“I taught myself how to do it by watching tutorials on,” said Brayden, who plans to major in software programming in college. He and his father also attended an Indianpreneurship, a free Native American business class offered through a community college on their reservation, to learn the business end of things.

To get their inventive new app out into the world, the entrepreneurs set their sights on Apple, with high hopes of selling iCallELk through the company’s iTunes store. “Our application to Apple went right through, with no changes,” Bryan said proudly. “Brayden was very excited, since it was his first attempt at programming.”

Through the deal, Apple gets 30 percent of each $3.99 app the Langleys sell. So far, that hasn’t been much. Since they launched the business this past February 11, they’ve raked in a total profit of $200. “It’s a start,” said Bryan. “But I’m not ready to quit my day job yet.”

The iCallElk app

While an Elk Dynasty might not be in the near future for the father and son team, they do have plans to expand their elk-hunting business. “We have other similar apps in the works, such as iHuntElk, which is more about elk-hunting strategy,” said Bryan. And then there’s iEatElk, which offers up recipes for elk meat, which Bryan said “tastes very good—better and more mild than deer.”

For now, the Langleys are busy trying to promote iCallElk and get the website,, off the ground.

“It started out as a hobby. The goal initially was to create an opportunity for Brayden to make some additional cash,” said his dad. “But we are hoping it takes off enough to where it will help pay for some of his college … and you never know where it may go.”

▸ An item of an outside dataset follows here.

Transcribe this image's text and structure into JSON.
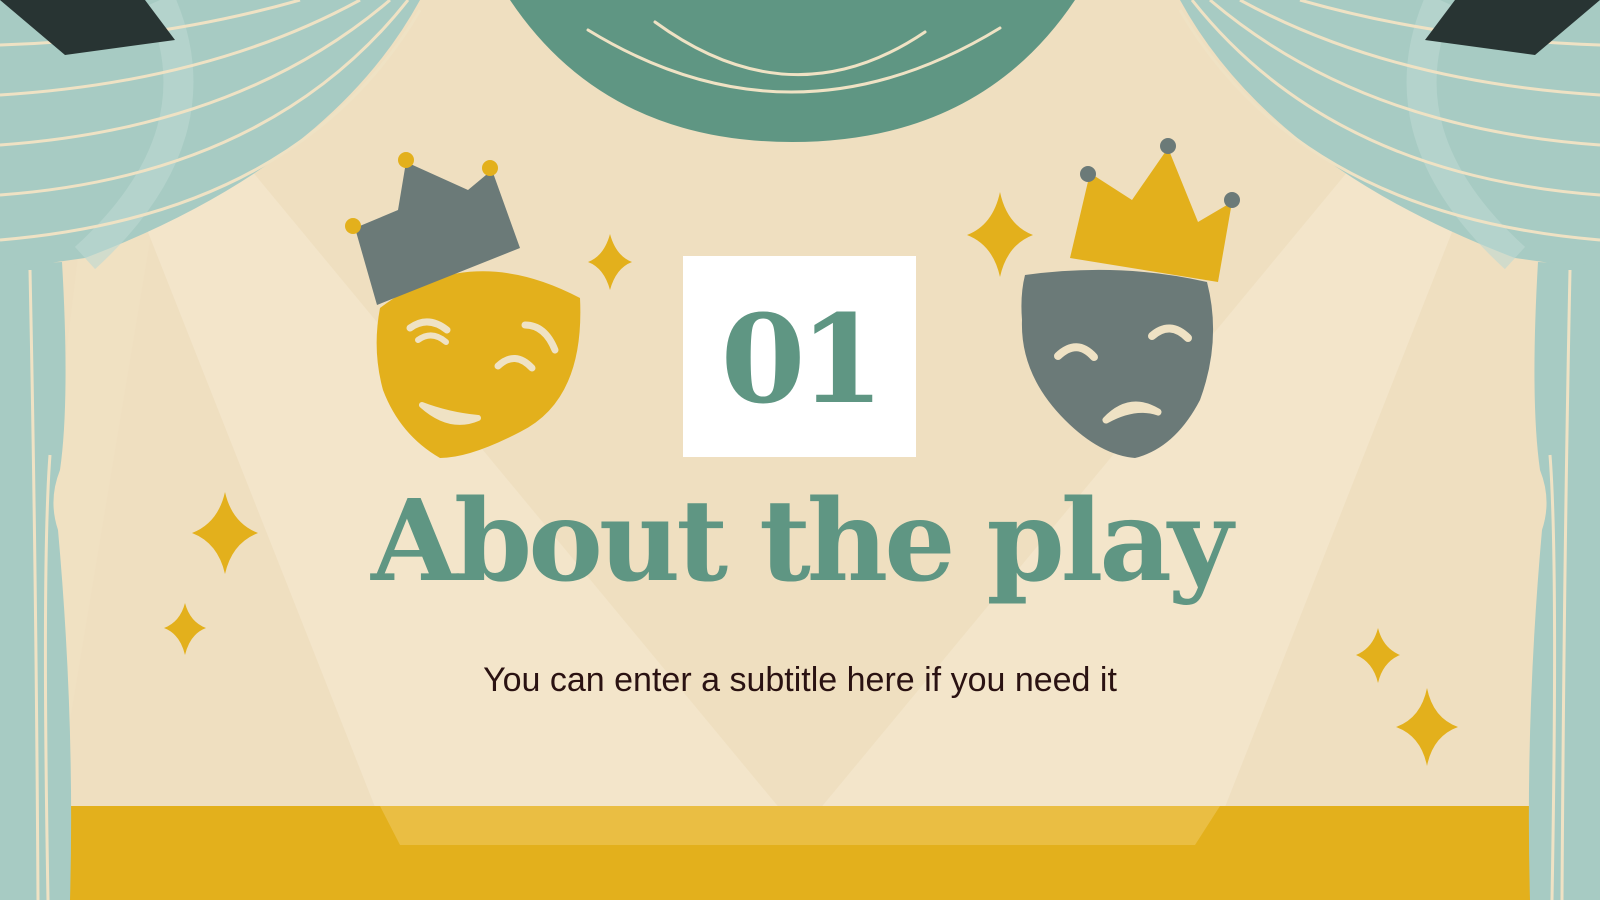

Lynn Armitage is an entrepreneur and small business owner in Northern California. She is an enrolled member of the Oneida Tribe of Indians of Wisconsin.